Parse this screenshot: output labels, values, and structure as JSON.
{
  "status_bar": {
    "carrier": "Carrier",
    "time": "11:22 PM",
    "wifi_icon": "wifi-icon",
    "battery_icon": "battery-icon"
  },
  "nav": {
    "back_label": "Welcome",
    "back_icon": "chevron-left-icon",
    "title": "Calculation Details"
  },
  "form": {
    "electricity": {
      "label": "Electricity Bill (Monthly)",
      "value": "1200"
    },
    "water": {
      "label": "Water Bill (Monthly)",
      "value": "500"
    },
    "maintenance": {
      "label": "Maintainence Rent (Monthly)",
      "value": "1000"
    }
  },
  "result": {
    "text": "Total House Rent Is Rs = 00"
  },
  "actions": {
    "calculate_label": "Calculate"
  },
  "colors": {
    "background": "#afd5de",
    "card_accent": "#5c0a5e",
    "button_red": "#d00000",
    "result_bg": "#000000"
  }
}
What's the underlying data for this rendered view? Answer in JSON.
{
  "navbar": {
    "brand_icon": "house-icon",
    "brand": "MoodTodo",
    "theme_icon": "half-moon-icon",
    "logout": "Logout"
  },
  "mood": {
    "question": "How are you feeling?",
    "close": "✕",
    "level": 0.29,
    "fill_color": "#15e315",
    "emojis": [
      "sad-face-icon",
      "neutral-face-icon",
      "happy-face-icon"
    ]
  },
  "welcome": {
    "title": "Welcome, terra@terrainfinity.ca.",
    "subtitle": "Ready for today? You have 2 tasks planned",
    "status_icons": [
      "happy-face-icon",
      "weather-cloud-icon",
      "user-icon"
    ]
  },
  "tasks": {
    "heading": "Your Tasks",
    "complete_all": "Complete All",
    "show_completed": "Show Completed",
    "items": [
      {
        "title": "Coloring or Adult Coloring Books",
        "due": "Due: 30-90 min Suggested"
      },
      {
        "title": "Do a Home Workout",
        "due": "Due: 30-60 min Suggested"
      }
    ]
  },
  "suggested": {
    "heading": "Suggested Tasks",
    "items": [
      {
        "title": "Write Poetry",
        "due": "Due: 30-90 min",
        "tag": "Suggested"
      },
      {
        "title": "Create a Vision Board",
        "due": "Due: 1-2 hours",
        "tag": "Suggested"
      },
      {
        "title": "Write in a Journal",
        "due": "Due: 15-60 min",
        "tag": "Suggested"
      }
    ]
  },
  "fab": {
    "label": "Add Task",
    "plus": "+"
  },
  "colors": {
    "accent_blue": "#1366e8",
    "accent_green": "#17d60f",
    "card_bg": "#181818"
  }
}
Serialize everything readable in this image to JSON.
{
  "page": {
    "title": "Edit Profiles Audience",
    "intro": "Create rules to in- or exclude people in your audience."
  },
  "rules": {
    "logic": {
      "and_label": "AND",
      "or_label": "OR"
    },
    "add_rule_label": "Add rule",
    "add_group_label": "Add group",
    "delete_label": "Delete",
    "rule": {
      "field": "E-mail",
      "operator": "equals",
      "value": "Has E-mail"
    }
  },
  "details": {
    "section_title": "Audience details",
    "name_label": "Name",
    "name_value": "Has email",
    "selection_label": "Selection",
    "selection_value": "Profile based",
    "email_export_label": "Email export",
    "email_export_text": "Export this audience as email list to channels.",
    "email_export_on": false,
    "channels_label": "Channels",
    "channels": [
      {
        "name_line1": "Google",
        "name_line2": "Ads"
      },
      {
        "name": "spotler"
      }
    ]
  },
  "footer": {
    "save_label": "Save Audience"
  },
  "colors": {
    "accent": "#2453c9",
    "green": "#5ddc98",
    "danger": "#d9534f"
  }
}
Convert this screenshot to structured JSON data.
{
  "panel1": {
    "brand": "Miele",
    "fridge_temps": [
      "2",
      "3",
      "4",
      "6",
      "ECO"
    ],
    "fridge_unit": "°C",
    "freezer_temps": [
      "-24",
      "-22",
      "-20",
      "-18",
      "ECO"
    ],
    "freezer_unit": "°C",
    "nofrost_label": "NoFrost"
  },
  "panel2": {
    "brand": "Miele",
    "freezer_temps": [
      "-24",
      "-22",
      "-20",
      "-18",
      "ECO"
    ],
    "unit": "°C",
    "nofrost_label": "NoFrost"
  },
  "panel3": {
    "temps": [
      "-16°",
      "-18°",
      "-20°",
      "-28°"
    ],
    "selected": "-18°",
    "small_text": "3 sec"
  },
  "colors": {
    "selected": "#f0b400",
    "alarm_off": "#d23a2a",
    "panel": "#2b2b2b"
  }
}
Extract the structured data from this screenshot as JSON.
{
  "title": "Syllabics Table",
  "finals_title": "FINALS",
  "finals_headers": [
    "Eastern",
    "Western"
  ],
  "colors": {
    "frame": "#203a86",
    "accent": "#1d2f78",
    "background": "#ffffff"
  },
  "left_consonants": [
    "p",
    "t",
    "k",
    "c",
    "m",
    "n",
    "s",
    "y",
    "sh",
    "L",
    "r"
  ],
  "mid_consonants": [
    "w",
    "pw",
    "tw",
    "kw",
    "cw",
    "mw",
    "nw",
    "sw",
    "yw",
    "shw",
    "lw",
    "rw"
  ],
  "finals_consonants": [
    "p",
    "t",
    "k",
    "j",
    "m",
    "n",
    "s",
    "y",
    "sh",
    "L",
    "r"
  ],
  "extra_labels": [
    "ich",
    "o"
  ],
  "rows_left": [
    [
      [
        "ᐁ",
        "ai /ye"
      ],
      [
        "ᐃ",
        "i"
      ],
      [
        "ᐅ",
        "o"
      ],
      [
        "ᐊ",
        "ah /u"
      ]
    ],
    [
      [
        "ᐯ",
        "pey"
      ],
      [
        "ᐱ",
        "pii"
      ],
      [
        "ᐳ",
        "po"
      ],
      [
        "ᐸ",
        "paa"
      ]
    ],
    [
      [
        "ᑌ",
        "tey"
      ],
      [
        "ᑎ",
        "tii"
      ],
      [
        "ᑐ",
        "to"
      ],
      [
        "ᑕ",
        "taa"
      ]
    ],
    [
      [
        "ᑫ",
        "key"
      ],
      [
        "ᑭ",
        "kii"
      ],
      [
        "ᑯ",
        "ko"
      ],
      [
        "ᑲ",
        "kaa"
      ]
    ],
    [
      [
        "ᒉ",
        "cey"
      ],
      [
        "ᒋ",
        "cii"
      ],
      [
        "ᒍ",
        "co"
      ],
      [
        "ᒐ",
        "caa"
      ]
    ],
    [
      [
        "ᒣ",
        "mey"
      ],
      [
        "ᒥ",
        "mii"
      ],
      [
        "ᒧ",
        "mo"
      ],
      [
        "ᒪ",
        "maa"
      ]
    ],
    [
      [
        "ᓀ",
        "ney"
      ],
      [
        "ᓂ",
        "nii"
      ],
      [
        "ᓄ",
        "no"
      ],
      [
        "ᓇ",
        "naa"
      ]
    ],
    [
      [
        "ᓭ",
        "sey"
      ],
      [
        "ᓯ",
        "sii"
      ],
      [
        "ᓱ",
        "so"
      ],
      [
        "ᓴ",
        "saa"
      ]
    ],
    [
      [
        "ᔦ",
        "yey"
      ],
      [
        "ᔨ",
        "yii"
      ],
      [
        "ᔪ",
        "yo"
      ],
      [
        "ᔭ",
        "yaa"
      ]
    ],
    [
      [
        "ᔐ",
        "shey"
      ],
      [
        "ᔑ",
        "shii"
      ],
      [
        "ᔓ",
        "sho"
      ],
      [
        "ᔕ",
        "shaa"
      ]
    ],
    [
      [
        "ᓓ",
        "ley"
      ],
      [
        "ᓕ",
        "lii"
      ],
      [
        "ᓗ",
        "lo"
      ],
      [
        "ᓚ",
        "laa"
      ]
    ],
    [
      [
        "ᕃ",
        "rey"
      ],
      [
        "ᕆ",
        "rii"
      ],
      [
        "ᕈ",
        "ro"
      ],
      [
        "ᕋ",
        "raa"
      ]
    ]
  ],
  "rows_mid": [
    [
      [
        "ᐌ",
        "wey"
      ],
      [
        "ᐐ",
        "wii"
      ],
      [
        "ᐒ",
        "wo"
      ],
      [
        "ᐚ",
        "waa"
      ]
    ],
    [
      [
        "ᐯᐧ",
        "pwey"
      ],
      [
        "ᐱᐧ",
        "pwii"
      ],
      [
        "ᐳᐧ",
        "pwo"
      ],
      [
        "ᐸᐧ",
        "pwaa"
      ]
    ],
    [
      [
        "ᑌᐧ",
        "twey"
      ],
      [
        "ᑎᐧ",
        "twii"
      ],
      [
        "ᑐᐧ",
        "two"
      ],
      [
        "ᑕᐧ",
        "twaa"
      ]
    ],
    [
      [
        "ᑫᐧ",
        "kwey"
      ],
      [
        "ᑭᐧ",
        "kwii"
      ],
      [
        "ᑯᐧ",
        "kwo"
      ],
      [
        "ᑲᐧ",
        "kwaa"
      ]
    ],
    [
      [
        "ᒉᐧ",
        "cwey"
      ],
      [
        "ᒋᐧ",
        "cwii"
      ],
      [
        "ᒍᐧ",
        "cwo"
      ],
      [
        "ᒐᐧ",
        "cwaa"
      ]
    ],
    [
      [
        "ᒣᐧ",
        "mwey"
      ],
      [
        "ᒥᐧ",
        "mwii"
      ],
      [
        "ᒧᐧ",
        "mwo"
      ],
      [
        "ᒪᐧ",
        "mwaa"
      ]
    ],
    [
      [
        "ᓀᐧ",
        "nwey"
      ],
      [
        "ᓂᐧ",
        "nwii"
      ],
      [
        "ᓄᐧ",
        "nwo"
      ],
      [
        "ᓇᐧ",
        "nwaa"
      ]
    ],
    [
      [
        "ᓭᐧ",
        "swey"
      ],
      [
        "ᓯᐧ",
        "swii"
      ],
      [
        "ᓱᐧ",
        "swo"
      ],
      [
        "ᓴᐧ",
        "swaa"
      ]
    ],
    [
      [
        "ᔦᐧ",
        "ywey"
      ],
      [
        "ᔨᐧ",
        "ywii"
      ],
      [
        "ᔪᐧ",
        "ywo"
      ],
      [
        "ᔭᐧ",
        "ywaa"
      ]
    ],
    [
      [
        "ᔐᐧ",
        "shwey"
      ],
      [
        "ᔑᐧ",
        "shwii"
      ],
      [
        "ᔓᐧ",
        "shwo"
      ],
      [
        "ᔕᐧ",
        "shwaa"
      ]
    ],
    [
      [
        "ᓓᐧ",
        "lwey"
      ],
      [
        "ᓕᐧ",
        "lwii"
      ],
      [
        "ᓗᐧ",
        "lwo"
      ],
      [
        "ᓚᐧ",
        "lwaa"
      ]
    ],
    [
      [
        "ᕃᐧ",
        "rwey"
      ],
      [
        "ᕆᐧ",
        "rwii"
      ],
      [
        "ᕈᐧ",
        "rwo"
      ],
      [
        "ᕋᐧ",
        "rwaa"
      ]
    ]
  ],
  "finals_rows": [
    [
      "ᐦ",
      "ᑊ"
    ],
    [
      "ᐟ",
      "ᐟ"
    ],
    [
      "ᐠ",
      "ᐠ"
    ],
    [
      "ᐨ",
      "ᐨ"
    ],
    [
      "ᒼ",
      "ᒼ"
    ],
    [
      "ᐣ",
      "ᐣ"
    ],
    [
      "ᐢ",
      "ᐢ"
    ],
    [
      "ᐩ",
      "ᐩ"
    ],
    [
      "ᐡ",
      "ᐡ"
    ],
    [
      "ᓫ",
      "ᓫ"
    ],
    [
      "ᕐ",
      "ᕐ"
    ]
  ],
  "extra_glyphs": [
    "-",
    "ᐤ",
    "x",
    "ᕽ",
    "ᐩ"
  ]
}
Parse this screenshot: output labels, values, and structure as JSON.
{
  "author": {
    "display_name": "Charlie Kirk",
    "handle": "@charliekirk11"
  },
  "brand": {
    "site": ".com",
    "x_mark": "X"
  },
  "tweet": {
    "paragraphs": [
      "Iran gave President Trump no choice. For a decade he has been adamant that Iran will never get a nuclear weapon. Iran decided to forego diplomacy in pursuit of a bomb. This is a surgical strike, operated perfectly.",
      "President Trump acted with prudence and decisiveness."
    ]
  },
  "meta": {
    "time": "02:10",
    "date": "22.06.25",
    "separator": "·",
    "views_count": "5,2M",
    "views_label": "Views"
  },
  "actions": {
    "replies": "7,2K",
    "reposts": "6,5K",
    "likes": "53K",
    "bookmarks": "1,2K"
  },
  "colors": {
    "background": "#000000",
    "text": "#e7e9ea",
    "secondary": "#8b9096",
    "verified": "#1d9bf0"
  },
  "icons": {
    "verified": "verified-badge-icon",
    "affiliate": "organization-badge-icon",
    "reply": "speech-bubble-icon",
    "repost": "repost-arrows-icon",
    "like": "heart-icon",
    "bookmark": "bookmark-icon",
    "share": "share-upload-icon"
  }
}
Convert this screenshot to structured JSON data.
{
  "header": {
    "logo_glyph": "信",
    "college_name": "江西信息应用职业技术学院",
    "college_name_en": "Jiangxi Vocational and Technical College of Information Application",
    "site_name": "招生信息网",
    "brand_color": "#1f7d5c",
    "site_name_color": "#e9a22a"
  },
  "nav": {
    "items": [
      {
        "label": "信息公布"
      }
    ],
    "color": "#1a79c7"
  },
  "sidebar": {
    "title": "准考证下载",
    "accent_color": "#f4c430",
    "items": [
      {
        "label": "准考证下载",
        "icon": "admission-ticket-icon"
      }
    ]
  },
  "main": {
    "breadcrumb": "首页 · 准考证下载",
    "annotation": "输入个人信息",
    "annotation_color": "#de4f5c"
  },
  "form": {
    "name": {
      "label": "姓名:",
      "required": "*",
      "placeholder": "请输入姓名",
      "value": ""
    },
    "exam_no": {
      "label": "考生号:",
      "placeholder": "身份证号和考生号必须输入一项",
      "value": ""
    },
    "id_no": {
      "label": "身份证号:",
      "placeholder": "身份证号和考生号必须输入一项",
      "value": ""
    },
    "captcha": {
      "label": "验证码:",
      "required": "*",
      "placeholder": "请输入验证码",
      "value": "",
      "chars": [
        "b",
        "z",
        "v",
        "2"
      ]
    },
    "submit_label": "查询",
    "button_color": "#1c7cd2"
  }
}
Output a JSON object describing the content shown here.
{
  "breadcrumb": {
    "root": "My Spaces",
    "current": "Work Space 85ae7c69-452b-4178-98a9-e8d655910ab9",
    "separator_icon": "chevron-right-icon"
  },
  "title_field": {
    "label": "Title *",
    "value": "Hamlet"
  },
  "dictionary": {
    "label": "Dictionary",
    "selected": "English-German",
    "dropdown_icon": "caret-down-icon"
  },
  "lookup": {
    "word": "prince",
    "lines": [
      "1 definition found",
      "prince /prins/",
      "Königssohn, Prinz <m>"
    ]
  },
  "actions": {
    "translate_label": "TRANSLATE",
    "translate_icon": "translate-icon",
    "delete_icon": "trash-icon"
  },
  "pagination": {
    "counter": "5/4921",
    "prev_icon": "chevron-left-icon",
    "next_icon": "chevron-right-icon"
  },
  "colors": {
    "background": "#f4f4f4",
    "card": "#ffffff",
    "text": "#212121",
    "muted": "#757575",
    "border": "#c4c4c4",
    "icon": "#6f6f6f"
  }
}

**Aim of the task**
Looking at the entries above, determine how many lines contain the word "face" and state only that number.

**Exercise solution**
4